### [TASK INSTRUCTIONS]
In your answer, set down the records below exactly as they stand, omitting pictures.

### [DATA SUPPLIED]
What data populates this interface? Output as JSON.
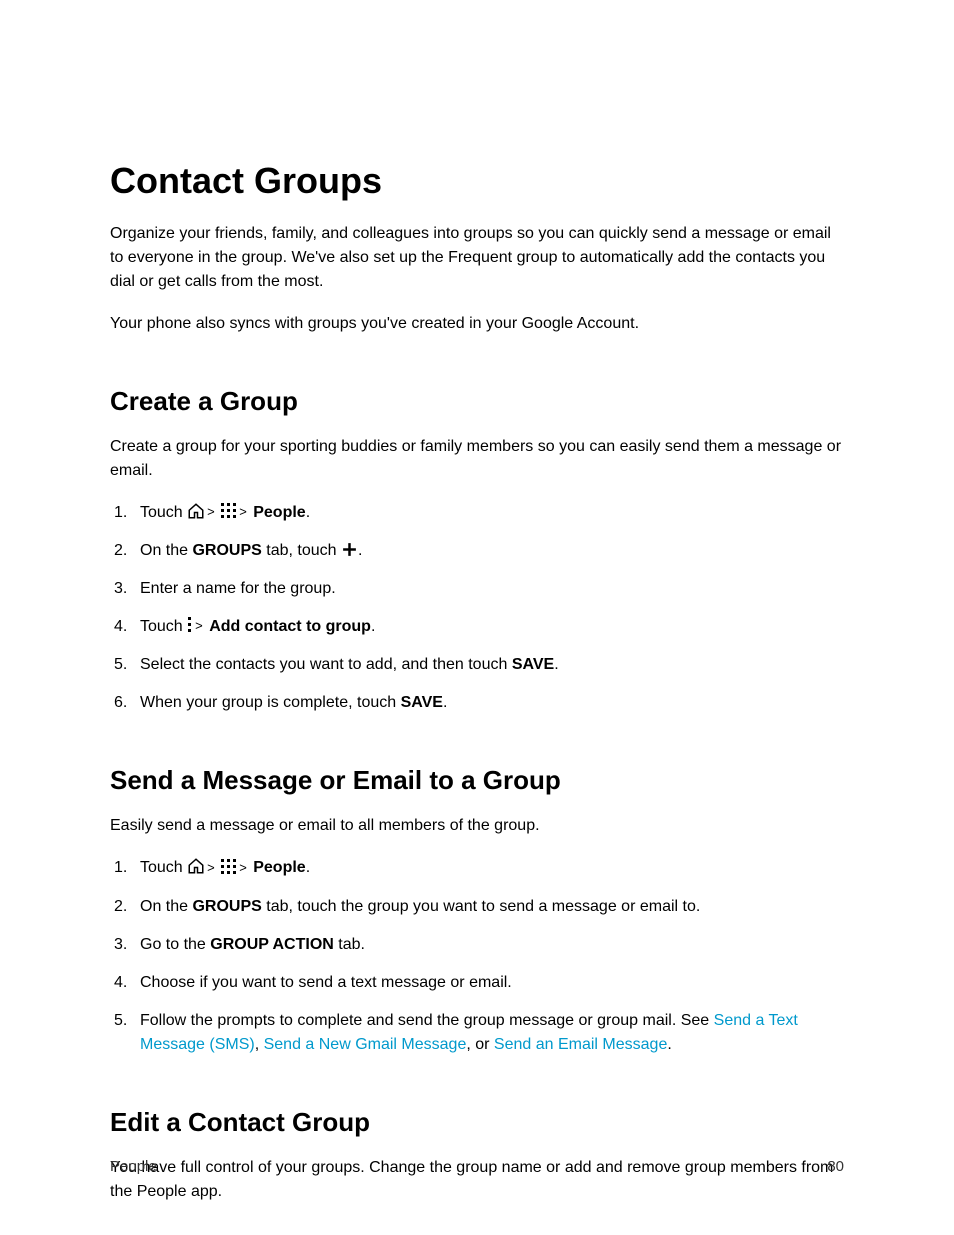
{
  "title": "Contact Groups",
  "intro_p1": "Organize your friends, family, and colleagues into groups so you can quickly send a message or email to everyone in the group. We've also set up the Frequent group to automatically add the contacts you dial or get calls from the most.",
  "intro_p2": "Your phone also syncs with groups you've created in your Google Account.",
  "section_create": {
    "heading": "Create a Group",
    "intro": "Create a group for your sporting buddies or family members so you can easily send them a message or email.",
    "step1_prefix": "Touch ",
    "step1_people": "People",
    "step2_prefix": "On the ",
    "step2_groups": "GROUPS",
    "step2_mid": " tab, touch ",
    "step3": "Enter a name for the group.",
    "step4_prefix": "Touch ",
    "step4_bold": "Add contact to group",
    "step5_prefix": "Select the contacts you want to add, and then touch ",
    "step5_bold": "SAVE",
    "step6_prefix": "When your group is complete, touch ",
    "step6_bold": "SAVE"
  },
  "section_send": {
    "heading": "Send a Message or Email to a Group",
    "intro": "Easily send a message or email to all members of the group.",
    "step1_prefix": "Touch ",
    "step1_people": "People",
    "step2_prefix": "On the ",
    "step2_groups": "GROUPS",
    "step2_suffix": " tab, touch the group you want to send a message or email to.",
    "step3_prefix": "Go to the ",
    "step3_bold": "GROUP ACTION",
    "step3_suffix": " tab.",
    "step4": "Choose if you want to send a text message or email.",
    "step5_prefix": "Follow the prompts to complete and send the group message or group mail. See ",
    "step5_link1": "Send a Text Message (SMS)",
    "step5_mid1": ", ",
    "step5_link2": "Send a New Gmail Message",
    "step5_mid2": ", or ",
    "step5_link3": "Send an Email Message",
    "step5_suffix": "."
  },
  "section_edit": {
    "heading": "Edit a Contact Group",
    "intro": "You have full control of your groups. Change the group name or add and remove group members from the People app."
  },
  "footer": {
    "section": "People",
    "page": "80"
  }
}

### [ANSWER BOX]
What data populates this interface? Output as JSON.
{
  "title": "Contact Groups",
  "intro_p1": "Organize your friends, family, and colleagues into groups so you can quickly send a message or email to everyone in the group. We've also set up the Frequent group to automatically add the contacts you dial or get calls from the most.",
  "intro_p2": "Your phone also syncs with groups you've created in your Google Account.",
  "section_create": {
    "heading": "Create a Group",
    "intro": "Create a group for your sporting buddies or family members so you can easily send them a message or email.",
    "step1_prefix": "Touch ",
    "step1_people": "People",
    "step2_prefix": "On the ",
    "step2_groups": "GROUPS",
    "step2_mid": " tab, touch ",
    "step3": "Enter a name for the group.",
    "step4_prefix": "Touch ",
    "step4_bold": "Add contact to group",
    "step5_prefix": "Select the contacts you want to add, and then touch ",
    "step5_bold": "SAVE",
    "step6_prefix": "When your group is complete, touch ",
    "step6_bold": "SAVE"
  },
  "section_send": {
    "heading": "Send a Message or Email to a Group",
    "intro": "Easily send a message or email to all members of the group.",
    "step1_prefix": "Touch ",
    "step1_people": "People",
    "step2_prefix": "On the ",
    "step2_groups": "GROUPS",
    "step2_suffix": " tab, touch the group you want to send a message or email to.",
    "step3_prefix": "Go to the ",
    "step3_bold": "GROUP ACTION",
    "step3_suffix": " tab.",
    "step4": "Choose if you want to send a text message or email.",
    "step5_prefix": "Follow the prompts to complete and send the group message or group mail. See ",
    "step5_link1": "Send a Text Message (SMS)",
    "step5_mid1": ", ",
    "step5_link2": "Send a New Gmail Message",
    "step5_mid2": ", or ",
    "step5_link3": "Send an Email Message",
    "step5_suffix": "."
  },
  "section_edit": {
    "heading": "Edit a Contact Group",
    "intro": "You have full control of your groups. Change the group name or add and remove group members from the People app."
  },
  "footer": {
    "section": "People",
    "page": "80"
  }
}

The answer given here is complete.